The University of Maryland has suspended “all athletics training activities” after a spike in coronavirus cases, the athletic department announced Thursday.

The school said that 501 student-athletes were tested for COVID-19 on Monday and Tuesday, returning 46 positive tests affecting 10 teams. Student-athletes will be tested again on Tuesday.


The athletic department brought student-athletes back to campus in June for summer workouts and periodically released testing updates. Cumulatively, the department has announced 63 positive cases among 2,191 tests administered, a positivity rate of 2.9%.

“As we experience an unprecedented year in college athletics and across the entire country due to the COVID-19 pandemic, we continue to keep the health, safety and welfare of our student-athletes and staff first and foremost,” Maryland athletic director Damon Evans said in a news release. “The most recent testing results have revealed an uptick in positive tests among Maryland student-athletes. Out of an abundance of caution, we are temporarily pausing all workouts for our programs. We continue to educate our student-athletes and staff about best practices and protocols to be safe this time. We look forward to when our student-athletes can safely return to workouts and then re-start their seasons.”


Maryland last released COVID-19 testing updates Aug. 4, reporting zero positive cases for the second straight week. At the time, the school had 12 positive results among 964 administered tests, a positivity rate of 1.2%. Maryland temporarily paused its football workouts in July after nine individuals tested positive for COVID-19 before resuming them later.

The Big Ten Conference in August announced it would postpone fall sports, citing health concerns with the coronavirus. While the Pac-12 also announced the postponement of its fall sports season, the remaining Power 5 leagues — the Atlantic Coast Conference, the Southeastern Conference and the Big 12 — are planning to begin their seasons this month.

Maryland continued to allow football players to work out and those who choose to do so have been tested for COVID-19.

After several conferences postponed their fall sports seasons, the NCAA Division I Council in August approved a 12-hour weekly practice schedule consisting of strength and conditioning, team, position and individual meetings and film review. Teams are permitted to spend a maximum of five hours conducting on-field activities with helmets.

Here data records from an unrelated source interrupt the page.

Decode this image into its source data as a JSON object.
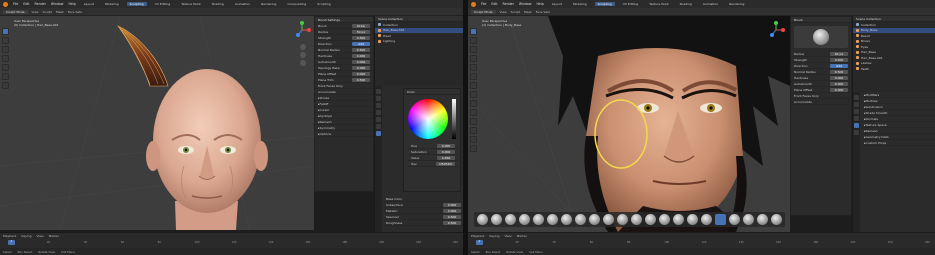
{
  "left": {
    "menu": [
      "File",
      "Edit",
      "Render",
      "Window",
      "Help"
    ],
    "workspaces": [
      "Layout",
      "Modeling",
      "Sculpting",
      "UV Editing",
      "Texture Paint",
      "Shading",
      "Animation",
      "Rendering",
      "Compositing",
      "Scripting"
    ],
    "active_workspace": "Sculpting",
    "tool_header": [
      "Sculpt Mode",
      "View",
      "Sculpt",
      "Mask",
      "Face Sets"
    ],
    "viewport_info": [
      "User Perspective",
      "(0) Collection | Hair_Base.001"
    ],
    "brush_panel_title": "Brush Settings",
    "brush_rows": [
      {
        "label": "Brush",
        "value": "Draw",
        "active": false
      },
      {
        "label": "Radius",
        "value": "50 px",
        "active": false
      },
      {
        "label": "Strength",
        "value": "0.500",
        "active": false
      },
      {
        "label": "Direction",
        "value": "Add",
        "active": true
      },
      {
        "label": "Normal Radius",
        "value": "0.500",
        "active": false
      },
      {
        "label": "Hardness",
        "value": "0.000",
        "active": false
      },
      {
        "label": "Autosmooth",
        "value": "0.000",
        "active": false
      },
      {
        "label": "Topology Rake",
        "value": "0.000",
        "active": false
      },
      {
        "label": "Plane Offset",
        "value": "0.000",
        "active": false
      },
      {
        "label": "Plane Trim",
        "value": "0.500",
        "active": false
      },
      {
        "label": "Front Faces Only",
        "value": "",
        "active": true
      },
      {
        "label": "Accumulate",
        "value": "",
        "active": false
      }
    ],
    "brush_sections": [
      "Stroke",
      "Falloff",
      "Cursor",
      "Dyntopo",
      "Remesh",
      "Symmetry",
      "Options"
    ],
    "outliner": [
      {
        "name": "Scene Collection",
        "selected": false
      },
      {
        "name": "Collection",
        "selected": false
      },
      {
        "name": "Hair_Base.001",
        "selected": true
      },
      {
        "name": "Head",
        "selected": false
      },
      {
        "name": "Lighting",
        "selected": false
      }
    ],
    "color_panel_title": "Color",
    "color_rows": [
      {
        "label": "Hue",
        "value": "0.000"
      },
      {
        "label": "Saturation",
        "value": "0.000"
      },
      {
        "label": "Value",
        "value": "0.836"
      },
      {
        "label": "Hex",
        "value": "D5D5D5"
      }
    ],
    "material_rows": [
      {
        "label": "Base Color",
        "value": ""
      },
      {
        "label": "Subsurface",
        "value": "0.000"
      },
      {
        "label": "Metallic",
        "value": "0.000"
      },
      {
        "label": "Specular",
        "value": "0.500"
      },
      {
        "label": "Roughness",
        "value": "0.500"
      }
    ],
    "timeline_menu": [
      "Playback",
      "Keying",
      "View",
      "Marker"
    ],
    "frame": "1",
    "ticks": [
      "0",
      "20",
      "40",
      "60",
      "80",
      "100",
      "120",
      "140",
      "160",
      "180",
      "200",
      "220",
      "240"
    ],
    "status": [
      "Select",
      "Box Select",
      "Rotate View",
      "Call Menu"
    ]
  },
  "right": {
    "menu": [
      "File",
      "Edit",
      "Render",
      "Window",
      "Help"
    ],
    "workspaces": [
      "Layout",
      "Modeling",
      "Sculpting",
      "UV Editing",
      "Texture Paint",
      "Shading",
      "Animation",
      "Rendering"
    ],
    "active_workspace": "Sculpting",
    "tool_header": [
      "Sculpt Mode",
      "View",
      "Sculpt",
      "Mask",
      "Face Sets"
    ],
    "viewport_info": [
      "User Perspective",
      "(1) Collection | Body_Base"
    ],
    "brush_panel_title": "Brush",
    "brush_rows": [
      {
        "label": "Radius",
        "value": "62 px",
        "active": false
      },
      {
        "label": "Strength",
        "value": "0.500",
        "active": false
      },
      {
        "label": "Direction",
        "value": "Add",
        "active": true
      },
      {
        "label": "Normal Radius",
        "value": "0.500",
        "active": false
      },
      {
        "label": "Hardness",
        "value": "0.000",
        "active": false
      },
      {
        "label": "Autosmooth",
        "value": "0.000",
        "active": false
      },
      {
        "label": "Plane Offset",
        "value": "0.000",
        "active": false
      },
      {
        "label": "Front Faces Only",
        "value": "",
        "active": false
      },
      {
        "label": "Accumulate",
        "value": "",
        "active": false
      }
    ],
    "outliner": [
      {
        "name": "Scene Collection",
        "selected": false
      },
      {
        "name": "Collection",
        "selected": false
      },
      {
        "name": "Body_Base",
        "selected": true
      },
      {
        "name": "Beard",
        "selected": false
      },
      {
        "name": "Brows",
        "selected": false
      },
      {
        "name": "Eyes",
        "selected": false
      },
      {
        "name": "Hair_Base",
        "selected": false
      },
      {
        "name": "Hair_Base.001",
        "selected": false
      },
      {
        "name": "Lashes",
        "selected": false
      },
      {
        "name": "Teeth",
        "selected": false
      }
    ],
    "prop_sections": [
      "Modifiers",
      "Multires",
      "Subdivision",
      "Shade Smooth",
      "Normals",
      "Texture Space",
      "Remesh",
      "Geometry Data",
      "Custom Props"
    ],
    "timeline_menu": [
      "Playback",
      "Keying",
      "View",
      "Marker"
    ],
    "frame": "1",
    "ticks": [
      "0",
      "20",
      "40",
      "60",
      "80",
      "100",
      "120",
      "140",
      "160",
      "180",
      "200",
      "220",
      "240"
    ],
    "status": [
      "Select",
      "Box Select",
      "Rotate View",
      "Call Menu"
    ]
  }
}
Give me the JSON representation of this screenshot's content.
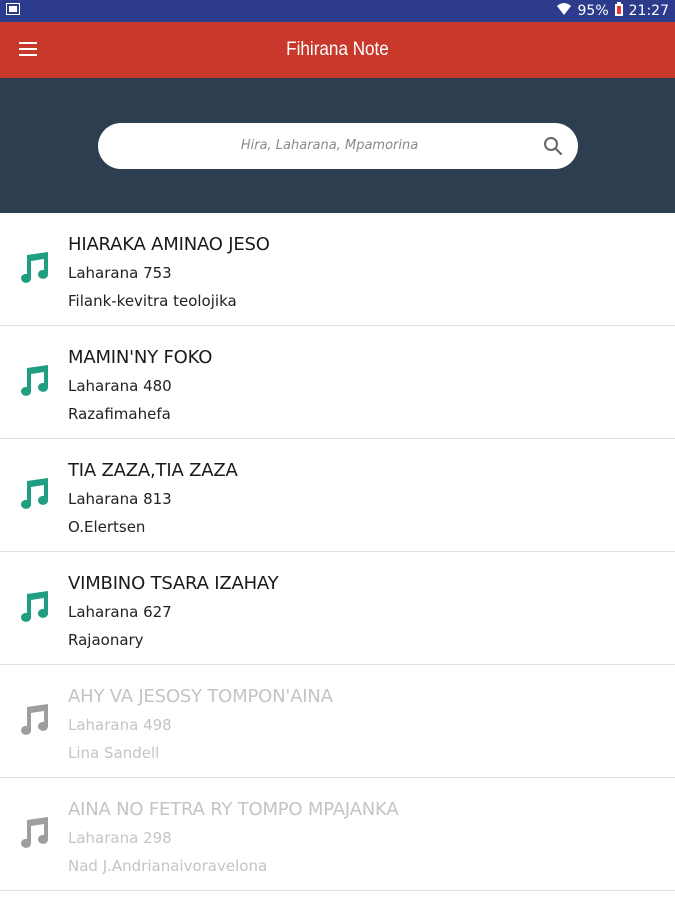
{
  "status_bar": {
    "battery": "95%",
    "time": "21:27"
  },
  "app_bar": {
    "title": "Fihirana Note"
  },
  "search": {
    "placeholder": "Hira, Laharana, Mpamorina"
  },
  "colors": {
    "accent_active": "#1f9e82",
    "accent_inactive": "#9e9e9e",
    "app_bar": "#c8392b",
    "search_bg": "#2c3e50"
  },
  "songs": [
    {
      "title": "HIARAKA AMINAO JESO",
      "number": "Laharana 753",
      "author": "Filank-kevitra teolojika",
      "enabled": true
    },
    {
      "title": "MAMIN'NY FOKO",
      "number": "Laharana 480",
      "author": "Razafimahefa",
      "enabled": true
    },
    {
      "title": "TIA ZAZA,TIA ZAZA",
      "number": "Laharana 813",
      "author": "O.Elertsen",
      "enabled": true
    },
    {
      "title": "VIMBINO TSARA IZAHAY",
      "number": "Laharana 627",
      "author": "Rajaonary",
      "enabled": true
    },
    {
      "title": "AHY VA JESOSY TOMPON'AINA",
      "number": "Laharana 498",
      "author": "Lina Sandell",
      "enabled": false
    },
    {
      "title": "AINA NO FETRA RY TOMPO MPAJANKA",
      "number": "Laharana 298",
      "author": "Nad J.Andrianaivoravelona",
      "enabled": false
    }
  ]
}
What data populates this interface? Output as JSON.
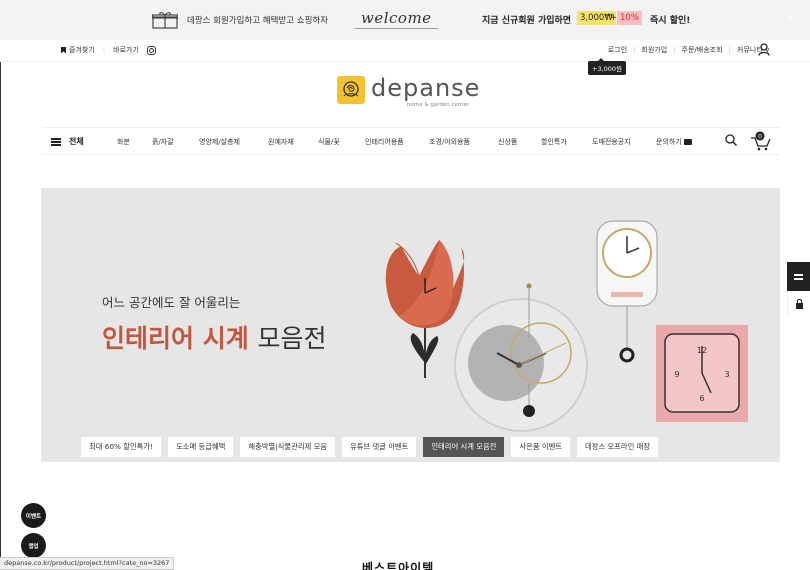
{
  "top_banner": {
    "text1": "데팡스 회원가입하고 혜택받고 쇼핑하자",
    "welcome": "welcome",
    "text2": "지금 신규회원 가입하면",
    "highlight1": "3,000₩",
    "plus": "+",
    "highlight2": "10%",
    "text3": "즉시 할인!",
    "close": "✕",
    "colors": {
      "background": "#f3f3f3",
      "highlight_yellow": "#f7e36b",
      "highlight_pink": "#f6c0c0"
    }
  },
  "util_bar": {
    "bookmark": "즐겨찾기",
    "shortcut": "바로가기",
    "login": "로그인",
    "join": "회원가입",
    "order": "주문/배송조회",
    "community": "커뮤니티 ∨",
    "points_badge": "+3,000원"
  },
  "logo": {
    "name": "depanse",
    "tagline": "home & garden center",
    "color": "#f2c230"
  },
  "nav": {
    "all": "전체",
    "items": [
      "화분",
      "흙/자갈",
      "영양제/살충제",
      "원예자재",
      "식물/꽃",
      "인테리어용품",
      "조경/야외용품",
      "신상품",
      "할인특가",
      "도매전용공지",
      "문의하기"
    ],
    "cart_count": "0"
  },
  "hero": {
    "subtitle": "어느 공간에도 잘 어울리는",
    "title_accent": "인테리어 시계",
    "title_plain": "모음전",
    "accent_color": "#c2573c",
    "tabs": [
      {
        "label": "최대 60% 할인특가!",
        "active": false
      },
      {
        "label": "도소매 등급혜택",
        "active": false
      },
      {
        "label": "해충박멸|식물관리제 모음",
        "active": false
      },
      {
        "label": "유튜브 댓글 이벤트",
        "active": false
      },
      {
        "label": "인테리어 시계 모음전",
        "active": true
      },
      {
        "label": "사은품 이벤트",
        "active": false
      },
      {
        "label": "데팡스 오프라인 매장",
        "active": false
      }
    ]
  },
  "floating": {
    "event": "이벤트",
    "app": "앱업"
  },
  "status_url": "depanse.co.kr/product/project.html?cate_no=3267",
  "section_title": "베스트아이템"
}
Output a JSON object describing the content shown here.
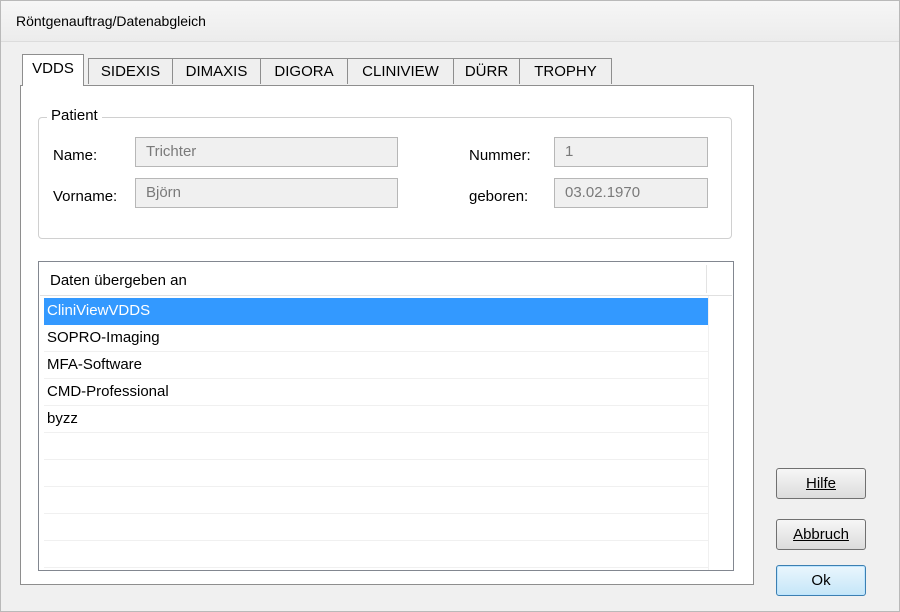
{
  "window": {
    "title": "Röntgenauftrag/Datenabgleich"
  },
  "tabs": [
    {
      "label": "VDDS",
      "active": true
    },
    {
      "label": "SIDEXIS"
    },
    {
      "label": "DIMAXIS"
    },
    {
      "label": "DIGORA"
    },
    {
      "label": "CLINIVIEW"
    },
    {
      "label": "DÜRR"
    },
    {
      "label": "TROPHY"
    }
  ],
  "patient": {
    "group_title": "Patient",
    "name_label": "Name:",
    "name_value": "Trichter",
    "vorname_label": "Vorname:",
    "vorname_value": "Björn",
    "nummer_label": "Nummer:",
    "nummer_value": "1",
    "geboren_label": "geboren:",
    "geboren_value": "03.02.1970"
  },
  "list": {
    "header": "Daten übergeben an",
    "items": [
      "CliniViewVDDS",
      "SOPRO-Imaging",
      "MFA-Software",
      "CMD-Professional",
      "byzz"
    ],
    "selected_index": 0
  },
  "buttons": {
    "help_label": "Hilfe",
    "cancel_label": "Abbruch",
    "ok_label": "Ok"
  },
  "colors": {
    "selection": "#3399ff",
    "default_button_border": "#3c7fb1"
  }
}
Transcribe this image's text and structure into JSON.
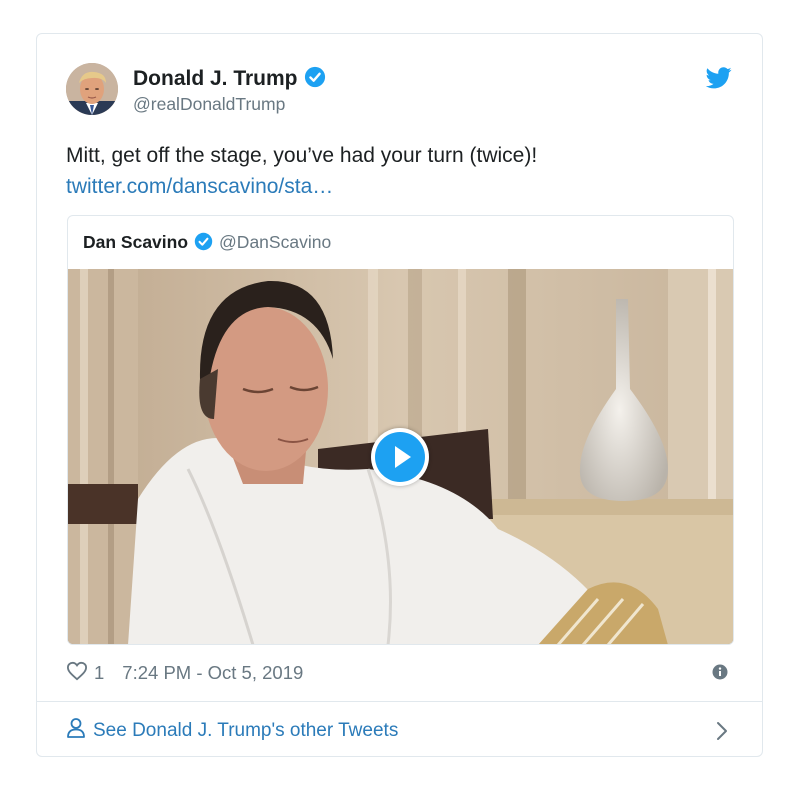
{
  "tweet": {
    "author_name": "Donald J. Trump",
    "author_handle": "@realDonaldTrump",
    "text": "Mitt, get off the stage, you’ve had your turn (twice)!",
    "link": "twitter.com/danscavino/sta…",
    "like_count": "1",
    "timestamp": "7:24 PM - Oct 5, 2019",
    "avatar_icon": "avatar-photo",
    "verified_icon": "verified-badge-icon",
    "brand_icon": "twitter-bird-icon"
  },
  "quote": {
    "author_name": "Dan Scavino",
    "author_handle": "@DanScavino",
    "media_icon": "video-thumbnail",
    "play_icon": "play-icon"
  },
  "footer": {
    "label": "See Donald J. Trump's other Tweets",
    "user_icon": "user-icon",
    "chevron_icon": "chevron-right-icon"
  },
  "colors": {
    "accent": "#1da1f2",
    "link": "#2b7bb9",
    "text": "#1c2022",
    "secondary": "#697882",
    "border": "#e1e8ed"
  }
}
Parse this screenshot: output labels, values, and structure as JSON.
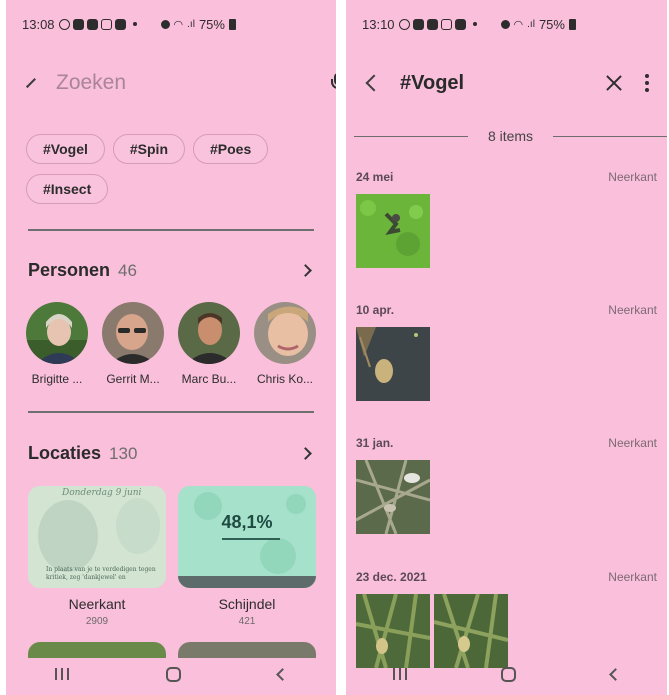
{
  "left": {
    "status": {
      "time": "13:08",
      "battery": "75%"
    },
    "search": {
      "placeholder": "Zoeken"
    },
    "tags": [
      "#Vogel",
      "#Spin",
      "#Poes",
      "#Insect"
    ],
    "people": {
      "title": "Personen",
      "count": "46",
      "items": [
        {
          "name": "Brigitte ..."
        },
        {
          "name": "Gerrit M..."
        },
        {
          "name": "Marc Bu..."
        },
        {
          "name": "Chris Ko..."
        }
      ]
    },
    "locations": {
      "title": "Locaties",
      "count": "130",
      "items": [
        {
          "name": "Neerkant",
          "count": "2909",
          "thumb_text_top": "Donderdag 9 juni",
          "thumb_text_bottom": "In plaats van je te verdedigen tegen kritiek, zeg 'dankjewel' en"
        },
        {
          "name": "Schijndel",
          "count": "421",
          "thumb_text": "48,1%"
        }
      ]
    }
  },
  "right": {
    "status": {
      "time": "13:10",
      "battery": "75%"
    },
    "album": {
      "title": "#Vogel",
      "count_label": "8 items"
    },
    "groups": [
      {
        "date": "24 mei",
        "location": "Neerkant"
      },
      {
        "date": "10 apr.",
        "location": "Neerkant"
      },
      {
        "date": "31 jan.",
        "location": "Neerkant"
      },
      {
        "date": "23 dec. 2021",
        "location": "Neerkant"
      }
    ]
  },
  "colors": {
    "background": "#f9bfdb",
    "chip_border": "#d79bb8",
    "divider": "#6f6f6f"
  }
}
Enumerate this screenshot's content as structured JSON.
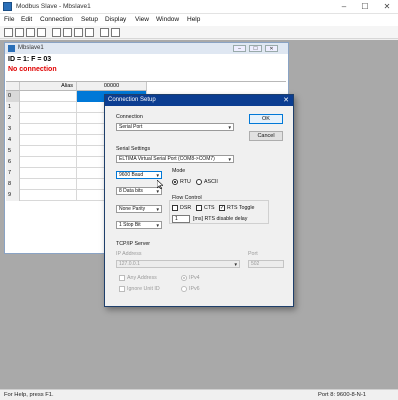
{
  "app": {
    "title": "Modbus Slave - Mbslave1",
    "menu": [
      "File",
      "Edit",
      "Connection",
      "Setup",
      "Display",
      "View",
      "Window",
      "Help"
    ],
    "window_controls": {
      "minimize": "–",
      "maximize": "☐",
      "close": "✕"
    }
  },
  "child": {
    "title": "Mbslave1",
    "id_line": "ID = 1: F = 03",
    "status": "No connection",
    "controls": {
      "minimize": "–",
      "maximize": "☐",
      "close": "✕"
    },
    "grid": {
      "headers": [
        "",
        "Alias",
        "00000"
      ],
      "rows": [
        "0",
        "1",
        "2",
        "3",
        "4",
        "5",
        "6",
        "7",
        "8",
        "9"
      ],
      "selected_row": 0
    }
  },
  "dialog": {
    "title": "Connection Setup",
    "close": "✕",
    "connection_label": "Connection",
    "connection_value": "Serial Port",
    "ok_label": "OK",
    "cancel_label": "Cancel",
    "serial_settings_label": "Serial Settings",
    "port_value": "ELTIMA Virtual Serial Port (COM8->COM7)",
    "baud_value": "9600 Baud",
    "data_bits_value": "8 Data bits",
    "parity_value": "None Parity",
    "stop_bits_value": "1 Stop Bit",
    "mode_label": "Mode",
    "mode_rtu": "RTU",
    "mode_ascii": "ASCII",
    "flow_label": "Flow Control",
    "flow_dsr": "DSR",
    "flow_cts": "CTS",
    "flow_rts": "RTS Toggle",
    "rts_delay_value": "1",
    "rts_delay_label": "[ms] RTS disable delay",
    "tcpip_label": "TCP/IP Server",
    "ip_label": "IP Address",
    "ip_value": "127.0.0.1",
    "port_label": "Port",
    "port_num_value": "502",
    "any_address": "Any Address",
    "ignore_unit_id": "Ignore Unit ID",
    "ipv4": "IPv4",
    "ipv6": "IPv6"
  },
  "status": {
    "help": "For Help, press F1.",
    "port": "Port 8: 9600-8-N-1"
  }
}
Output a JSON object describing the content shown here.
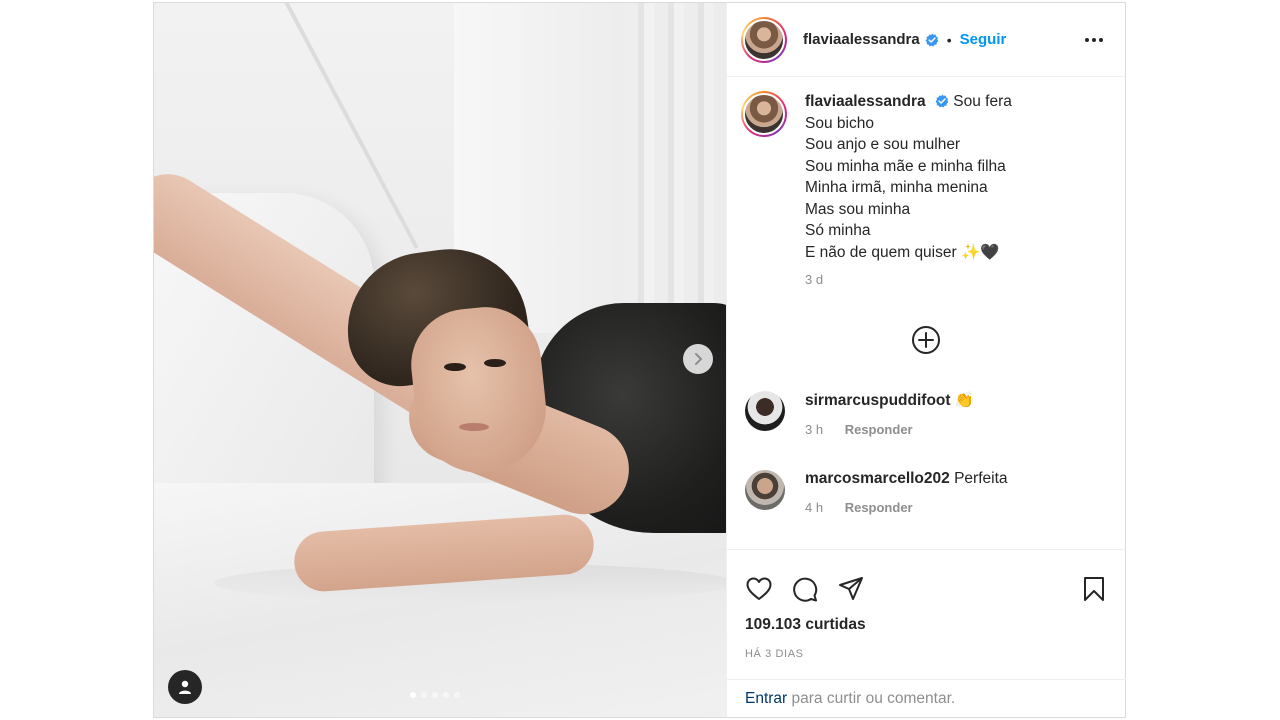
{
  "post": {
    "carousel": {
      "total_slides": 5,
      "active_slide": 1
    },
    "author": {
      "username": "flaviaalessandra",
      "separator": "•",
      "follow_label": "Seguir"
    },
    "caption": {
      "username": "flaviaalessandra",
      "lines": [
        "Sou fera",
        "Sou bicho",
        "Sou anjo e sou mulher",
        "Sou minha mãe e minha filha",
        "Minha irmã, minha menina",
        "Mas sou minha",
        "Só minha",
        "E não de quem quiser ✨🖤"
      ],
      "time": "3 d"
    },
    "comments": [
      {
        "username": "sirmarcuspuddifoot",
        "text": "👏",
        "time": "3 h",
        "reply_label": "Responder"
      },
      {
        "username": "marcosmarcello202",
        "text": "Perfeita",
        "time": "4 h",
        "reply_label": "Responder"
      }
    ],
    "likes": "109.103 curtidas",
    "date": "HÁ 3 DIAS",
    "login_prompt": {
      "link": "Entrar",
      "rest": " para curtir ou comentar."
    },
    "icons": {
      "like": "heart-icon",
      "comment": "comment-icon",
      "share": "send-icon",
      "save": "bookmark-icon",
      "load_more": "plus-circle-icon",
      "verified": "verified-badge-icon",
      "more": "more-options-icon",
      "next": "chevron-right-icon",
      "tags": "user-tag-icon"
    },
    "colors": {
      "follow_blue": "#0095f6",
      "verified_blue": "#3897f0",
      "muted": "#8e8e8e",
      "link_dark": "#00376b"
    }
  }
}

The University of Maryland resumed classes this week, many of which are online. The university also announced a COVID-19 dashboard to provide frequent data on the prevalence of COVID-19 within the campus community. According to the dashboard, the university has registered a positivity rate of 0.26%. Students and staff returning to campus were required to be tested for COVID-19 in advance.